seeking after thee; therefore be at rest from seeking after it." Our dependence on these foreign
goods leads us to our slavish respect for numbers. The political parties meet in numerous
conventions; the greater the concourse, and with each new uproar of announcement, The
delegation from Essex! The Democrats from New Hampshire! The Whigs of Maine! the
young patriot feels himself stronger than before by a new thousand of eyes and arms. In like

manner the reformers summon conventions, and vote and resolve in multitude. Not so, O
friends! will the God deign to enter and inhabit you, but by a method precisely the reverse. It
is only as a man puts off all foreign support, and stands alone, that I see him to be strong and
to prevail. He is weaker by every recruit to his banner. Is not a man better than a town? Ask
nothing of men, and in the endless mutation, thou only firm column must presently appear the
upholder of all that surrounds thee. He who knows that power is inborn, that he is weak
because he has looked for good out of him and elsewhere, and so perceiving, throws himself
unhesitatingly on his thought, instantly rights himself, stands in the erect position, commands
his limbs, works miracles; just as a man who stands on his feet is stronger than a man who
stands on his head.
So use all that is called Fortune. Most men gamble with her, and gain all, and lose all, as her
wheel rolls. But do thou leave as unlawful these winnings, and deal with Cause and Effect, the
chancellors of God. In the Will work and acquire, and thou hast chained the wheel of Chance,
and shalt sit hereafter out of fear from her rotations. A political victory, a rise of rents, the
recovery of your sick, or the return of your absent friend, or some other favorable event,
raises your spirits, and you think good days are preparing for you.

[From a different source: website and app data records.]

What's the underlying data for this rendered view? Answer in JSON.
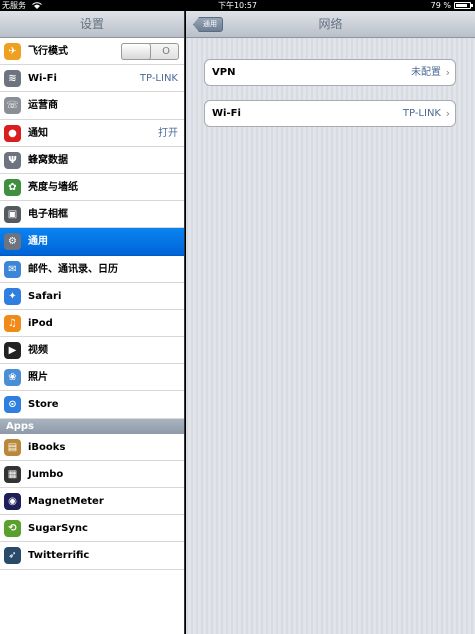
{
  "status": {
    "carrier": "无服务",
    "time": "下午10:57",
    "battery": "79 %"
  },
  "left": {
    "title": "设置",
    "items": [
      {
        "label": "飞行模式",
        "icon": "airplane-icon",
        "color": "#f0a020",
        "glyph": "✈",
        "switch": "O"
      },
      {
        "label": "Wi-Fi",
        "icon": "wifi-icon",
        "color": "#6d7480",
        "glyph": "≋",
        "detail": "TP-LINK"
      },
      {
        "label": "运营商",
        "icon": "phone-icon",
        "color": "#8a8f96",
        "glyph": "☏"
      },
      {
        "label": "通知",
        "icon": "notification-icon",
        "color": "#d81e1e",
        "glyph": "●",
        "detail": "打开"
      },
      {
        "label": "蜂窝数据",
        "icon": "antenna-icon",
        "color": "#6d7480",
        "glyph": "Ψ"
      },
      {
        "label": "亮度与墙纸",
        "icon": "flower-icon",
        "color": "#3f8f3f",
        "glyph": "✿"
      },
      {
        "label": "电子相框",
        "icon": "photo-frame-icon",
        "color": "#555a60",
        "glyph": "▣"
      },
      {
        "label": "通用",
        "icon": "gear-icon",
        "color": "#6d7480",
        "glyph": "⚙",
        "selected": true
      },
      {
        "label": "邮件、通讯录、日历",
        "icon": "mail-icon",
        "color": "#3b86d6",
        "glyph": "✉"
      },
      {
        "label": "Safari",
        "icon": "compass-icon",
        "color": "#2f7fe0",
        "glyph": "✦"
      },
      {
        "label": "iPod",
        "icon": "ipod-icon",
        "color": "#f08a18",
        "glyph": "♫"
      },
      {
        "label": "视频",
        "icon": "video-icon",
        "color": "#222222",
        "glyph": "▶"
      },
      {
        "label": "照片",
        "icon": "sunflower-icon",
        "color": "#4a8fd6",
        "glyph": "❀"
      },
      {
        "label": "Store",
        "icon": "store-icon",
        "color": "#2f7fe0",
        "glyph": "⊙"
      }
    ],
    "apps_header": "Apps",
    "apps": [
      {
        "label": "iBooks",
        "icon": "book-icon",
        "color": "#b8893a",
        "glyph": "▤"
      },
      {
        "label": "Jumbo",
        "icon": "jumbo-icon",
        "color": "#333333",
        "glyph": "▦"
      },
      {
        "label": "MagnetMeter",
        "icon": "magnet-icon",
        "color": "#1e1e5a",
        "glyph": "◉"
      },
      {
        "label": "SugarSync",
        "icon": "sync-icon",
        "color": "#5aa02c",
        "glyph": "⟲"
      },
      {
        "label": "Twitterrific",
        "icon": "bird-icon",
        "color": "#2a4a6a",
        "glyph": "➶"
      }
    ]
  },
  "right": {
    "title": "网络",
    "back_label": "通用",
    "vpn": {
      "label": "VPN",
      "value": "未配置"
    },
    "wifi": {
      "label": "Wi-Fi",
      "value": "TP-LINK"
    },
    "chevron": "›"
  }
}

Do not believe it. Nothing
can bring you peace but yourself. Nothing can bring you peace but the triumph of principles.